From the entries that follow, pick out all lines holding "JSON".

--- --- ---

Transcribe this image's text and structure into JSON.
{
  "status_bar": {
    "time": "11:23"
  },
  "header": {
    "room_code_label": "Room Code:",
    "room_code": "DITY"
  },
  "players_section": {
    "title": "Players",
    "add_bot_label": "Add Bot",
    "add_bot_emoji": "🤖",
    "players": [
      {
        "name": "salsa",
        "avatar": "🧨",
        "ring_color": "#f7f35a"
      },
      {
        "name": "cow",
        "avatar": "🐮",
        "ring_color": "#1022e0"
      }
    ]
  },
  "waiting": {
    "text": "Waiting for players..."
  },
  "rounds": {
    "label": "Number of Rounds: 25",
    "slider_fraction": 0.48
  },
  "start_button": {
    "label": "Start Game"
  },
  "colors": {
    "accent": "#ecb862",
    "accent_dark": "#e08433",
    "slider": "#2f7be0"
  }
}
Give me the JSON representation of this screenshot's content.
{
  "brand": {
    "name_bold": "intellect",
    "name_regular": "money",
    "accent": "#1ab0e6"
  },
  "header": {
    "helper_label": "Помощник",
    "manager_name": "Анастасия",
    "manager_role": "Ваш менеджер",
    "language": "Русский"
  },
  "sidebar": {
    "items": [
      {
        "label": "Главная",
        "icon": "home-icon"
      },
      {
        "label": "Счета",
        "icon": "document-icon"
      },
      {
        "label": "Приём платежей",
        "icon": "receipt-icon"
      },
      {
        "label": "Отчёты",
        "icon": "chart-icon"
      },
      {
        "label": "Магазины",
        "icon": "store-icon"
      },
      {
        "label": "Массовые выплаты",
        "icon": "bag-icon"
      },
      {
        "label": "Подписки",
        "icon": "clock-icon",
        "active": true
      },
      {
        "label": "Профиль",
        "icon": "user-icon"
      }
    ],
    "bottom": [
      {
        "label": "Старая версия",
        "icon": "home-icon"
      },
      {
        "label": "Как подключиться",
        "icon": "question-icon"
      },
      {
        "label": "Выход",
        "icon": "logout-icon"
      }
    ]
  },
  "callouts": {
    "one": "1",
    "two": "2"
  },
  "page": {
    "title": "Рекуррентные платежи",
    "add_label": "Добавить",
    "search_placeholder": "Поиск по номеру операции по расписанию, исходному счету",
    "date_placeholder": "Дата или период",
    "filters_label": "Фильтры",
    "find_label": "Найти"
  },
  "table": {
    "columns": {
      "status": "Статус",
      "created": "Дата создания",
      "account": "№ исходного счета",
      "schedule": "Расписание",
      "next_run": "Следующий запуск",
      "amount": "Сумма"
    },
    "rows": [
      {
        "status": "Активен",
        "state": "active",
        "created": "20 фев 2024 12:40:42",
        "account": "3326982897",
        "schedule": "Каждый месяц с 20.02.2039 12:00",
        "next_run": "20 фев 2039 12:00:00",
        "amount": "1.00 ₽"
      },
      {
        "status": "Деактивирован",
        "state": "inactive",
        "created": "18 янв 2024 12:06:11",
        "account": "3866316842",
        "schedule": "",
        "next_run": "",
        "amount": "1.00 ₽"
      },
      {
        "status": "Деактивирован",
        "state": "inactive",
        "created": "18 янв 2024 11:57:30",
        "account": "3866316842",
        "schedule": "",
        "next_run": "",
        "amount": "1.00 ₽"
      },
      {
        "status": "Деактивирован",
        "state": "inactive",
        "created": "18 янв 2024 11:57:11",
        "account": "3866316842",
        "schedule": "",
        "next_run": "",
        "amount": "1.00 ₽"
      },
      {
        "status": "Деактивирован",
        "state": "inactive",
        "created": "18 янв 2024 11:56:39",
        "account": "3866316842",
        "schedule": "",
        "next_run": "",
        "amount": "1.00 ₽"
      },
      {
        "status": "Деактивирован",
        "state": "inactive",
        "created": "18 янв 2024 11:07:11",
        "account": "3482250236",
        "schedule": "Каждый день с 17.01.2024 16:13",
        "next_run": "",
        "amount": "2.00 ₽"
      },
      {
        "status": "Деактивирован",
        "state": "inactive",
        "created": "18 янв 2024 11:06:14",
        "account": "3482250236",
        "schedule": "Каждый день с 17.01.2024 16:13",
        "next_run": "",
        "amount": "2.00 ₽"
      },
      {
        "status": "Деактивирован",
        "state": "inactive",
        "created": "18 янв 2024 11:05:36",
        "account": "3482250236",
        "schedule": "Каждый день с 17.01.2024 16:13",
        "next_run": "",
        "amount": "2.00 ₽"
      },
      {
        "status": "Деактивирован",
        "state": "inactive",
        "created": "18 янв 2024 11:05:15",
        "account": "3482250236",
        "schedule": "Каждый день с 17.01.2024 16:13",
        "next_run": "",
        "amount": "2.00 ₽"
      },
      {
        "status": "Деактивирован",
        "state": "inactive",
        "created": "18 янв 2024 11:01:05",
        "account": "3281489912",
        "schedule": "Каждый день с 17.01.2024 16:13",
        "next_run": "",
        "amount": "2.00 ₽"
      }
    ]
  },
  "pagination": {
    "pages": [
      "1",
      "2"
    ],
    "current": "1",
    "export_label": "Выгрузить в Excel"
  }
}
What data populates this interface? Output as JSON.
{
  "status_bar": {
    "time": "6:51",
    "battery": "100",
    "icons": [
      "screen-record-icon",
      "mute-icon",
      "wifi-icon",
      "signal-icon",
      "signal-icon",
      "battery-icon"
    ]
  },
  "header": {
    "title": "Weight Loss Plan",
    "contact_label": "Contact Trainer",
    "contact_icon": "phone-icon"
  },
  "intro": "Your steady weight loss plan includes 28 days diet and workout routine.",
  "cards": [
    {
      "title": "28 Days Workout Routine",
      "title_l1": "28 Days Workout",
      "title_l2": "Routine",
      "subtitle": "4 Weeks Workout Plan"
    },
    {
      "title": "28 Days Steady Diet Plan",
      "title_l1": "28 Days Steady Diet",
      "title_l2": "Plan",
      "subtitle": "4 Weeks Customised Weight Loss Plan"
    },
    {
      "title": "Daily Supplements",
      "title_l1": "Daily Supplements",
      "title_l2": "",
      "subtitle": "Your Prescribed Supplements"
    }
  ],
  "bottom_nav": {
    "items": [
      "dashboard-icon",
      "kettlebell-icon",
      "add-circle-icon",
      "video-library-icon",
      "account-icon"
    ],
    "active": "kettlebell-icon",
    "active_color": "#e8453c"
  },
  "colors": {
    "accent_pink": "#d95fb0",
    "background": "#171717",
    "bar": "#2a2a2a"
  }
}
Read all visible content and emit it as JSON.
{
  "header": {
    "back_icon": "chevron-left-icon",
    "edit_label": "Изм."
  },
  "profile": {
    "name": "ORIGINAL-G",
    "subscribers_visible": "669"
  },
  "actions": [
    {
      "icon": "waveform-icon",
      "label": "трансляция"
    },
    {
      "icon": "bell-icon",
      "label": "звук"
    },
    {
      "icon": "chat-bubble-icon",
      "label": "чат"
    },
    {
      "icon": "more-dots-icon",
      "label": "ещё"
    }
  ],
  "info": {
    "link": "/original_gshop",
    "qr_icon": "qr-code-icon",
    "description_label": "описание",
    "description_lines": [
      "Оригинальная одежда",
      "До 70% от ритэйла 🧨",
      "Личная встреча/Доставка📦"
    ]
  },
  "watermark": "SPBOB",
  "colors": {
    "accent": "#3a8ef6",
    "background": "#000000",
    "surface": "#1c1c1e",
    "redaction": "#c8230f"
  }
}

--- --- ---

> **Task result**
Transcribe this image's text and structure into JSON.
Give me the JSON representation of this screenshot's content.
What data populates this interface? Output as JSON.
Read all visible content and emit it as JSON.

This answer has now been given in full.